II. A positive photoresist mask was produced by standard techniques on the surface of an undoped 3.5 μm thick epitaxial layer of 1.15 μm-bandgap InGaAsP. The substrate was n+ InP, on which an undoped 3.5 μm thick InP buffer layer had been grown. A 0.1 μm thick Ge layer was electron-beam evaporated over the masked surface of the epitaxial layer. The photoresist and Ge overlaying it were removed with photoresist solvent leaving a negative Ge pattern. The sample was enclosed in an evacuated quartz ampoule and heat treated for about 24 hours at about 500 which were found to guide both TE and TM modes of 1.3 μm laser radiation in the undiffused regions. The treatment resulted in an estimated index change of about 5 the sample substantially unaffected.
III. A positive silicon-nitride mask, produced as in the above examples, was used to define waveguiding regions in an undoped InGaAsP epitaxial layer deposited on an undoped InP buffer layer on an n+ InP substrate. The sample was enclosed, together with a small quantity of ZnAs, in an evacuated quartz ampoule and maintained at a temperature of about 500 vapor form in the ampoule, and supplies zinc atoms that can diffuse into those regions of the epitaxial layer that are not covered by a masking layer to form a negative Zn pattern. Upon completion of the heat treatment the silicon-nitride mask was removed from the surface with HF. This procedure too resulted in formation of structures capable of guiding both modes of 1.3 μm laser light in the undiffused strips, with an attenuation estimated to be substantially less than 10 db/cm. The treatment did not result in substantial deterioration of the sample surface.
In a related use of the inventive treatment, regions of high resistivity can be created in low resistivity InP or InGaAsP epitaxial layers by indiffusion of metals that form deep traps in these semiconductors, e.g., Fe or Cr. In various optical devices comprising a waveguide, e.g., in waveguide modulators, it is required to apply an electrical field. At present, Schottky barriers or p-n junctions are typically used to create a depletion region in low resistivity material such as InP or InGaAsP in order to apply high electric fields.

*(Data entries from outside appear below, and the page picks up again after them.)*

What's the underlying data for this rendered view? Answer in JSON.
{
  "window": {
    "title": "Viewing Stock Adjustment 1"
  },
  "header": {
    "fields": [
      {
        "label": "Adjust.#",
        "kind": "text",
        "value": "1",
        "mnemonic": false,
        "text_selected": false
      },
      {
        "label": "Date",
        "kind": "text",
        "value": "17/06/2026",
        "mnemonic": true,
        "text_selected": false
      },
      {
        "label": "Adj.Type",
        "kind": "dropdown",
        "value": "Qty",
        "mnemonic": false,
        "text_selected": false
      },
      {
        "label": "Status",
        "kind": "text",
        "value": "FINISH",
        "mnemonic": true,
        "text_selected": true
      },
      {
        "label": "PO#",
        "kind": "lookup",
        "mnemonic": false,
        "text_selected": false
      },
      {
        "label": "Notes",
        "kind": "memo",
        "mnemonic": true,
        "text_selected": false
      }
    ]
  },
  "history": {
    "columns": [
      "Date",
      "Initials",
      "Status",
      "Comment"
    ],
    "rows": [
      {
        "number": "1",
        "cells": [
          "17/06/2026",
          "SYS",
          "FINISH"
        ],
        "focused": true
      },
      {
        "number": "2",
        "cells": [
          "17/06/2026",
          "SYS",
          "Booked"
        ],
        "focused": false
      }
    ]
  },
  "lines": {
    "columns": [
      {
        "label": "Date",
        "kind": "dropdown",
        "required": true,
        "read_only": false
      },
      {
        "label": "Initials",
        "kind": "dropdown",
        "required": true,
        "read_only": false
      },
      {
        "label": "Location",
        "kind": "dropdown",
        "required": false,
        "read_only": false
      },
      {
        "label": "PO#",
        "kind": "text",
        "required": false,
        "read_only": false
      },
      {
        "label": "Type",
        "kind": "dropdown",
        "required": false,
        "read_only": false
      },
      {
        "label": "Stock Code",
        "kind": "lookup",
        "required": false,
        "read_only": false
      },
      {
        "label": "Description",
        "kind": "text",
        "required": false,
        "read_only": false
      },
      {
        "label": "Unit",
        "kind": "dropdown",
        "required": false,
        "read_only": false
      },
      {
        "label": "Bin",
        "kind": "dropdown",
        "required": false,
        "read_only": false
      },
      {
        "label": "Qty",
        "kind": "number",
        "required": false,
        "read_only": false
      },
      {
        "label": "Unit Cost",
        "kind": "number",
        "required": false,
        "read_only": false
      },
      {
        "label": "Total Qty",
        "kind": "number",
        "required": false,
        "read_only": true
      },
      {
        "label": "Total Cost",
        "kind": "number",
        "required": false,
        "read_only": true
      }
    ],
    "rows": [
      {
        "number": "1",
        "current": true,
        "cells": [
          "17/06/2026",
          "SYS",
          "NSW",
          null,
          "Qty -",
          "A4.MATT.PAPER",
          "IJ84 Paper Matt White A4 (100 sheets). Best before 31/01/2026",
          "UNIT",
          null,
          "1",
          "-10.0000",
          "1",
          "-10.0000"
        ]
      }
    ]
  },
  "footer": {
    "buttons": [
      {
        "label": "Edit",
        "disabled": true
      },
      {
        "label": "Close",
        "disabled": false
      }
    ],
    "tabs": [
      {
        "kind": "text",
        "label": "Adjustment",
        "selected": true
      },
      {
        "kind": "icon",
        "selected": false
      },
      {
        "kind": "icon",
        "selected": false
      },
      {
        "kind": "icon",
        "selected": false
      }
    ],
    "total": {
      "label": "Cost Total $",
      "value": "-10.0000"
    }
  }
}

Indiffusion of Fe from a uniform or patterned Fe layer, in the same manner as described above, into a low resistivity epitaxial InP or InGaAsP, can result in the formation of high resistivity regions in the layer, and these regions can be used to apply high electric fields in the same manner as the prior art titanium diffused LiNbO.sub.3 waveguides. Typically, the epitaxial layers would be grown on semi-insulating substrates.
Although our invention has been described specifically with respect to waveguides in InP and InGaAsP, it will be readily appreciated that our method may be used to form waveguides in other semiconductors. In other semiconductors, temperatures of at least 400 indiffuse the metal. It is also to be understood that the term InGaAsP means the composition that is lattice matched to an InP substrate or buffer layer. It will be readily appreciated by those skilled in the art that the strip waveguides may contain bends.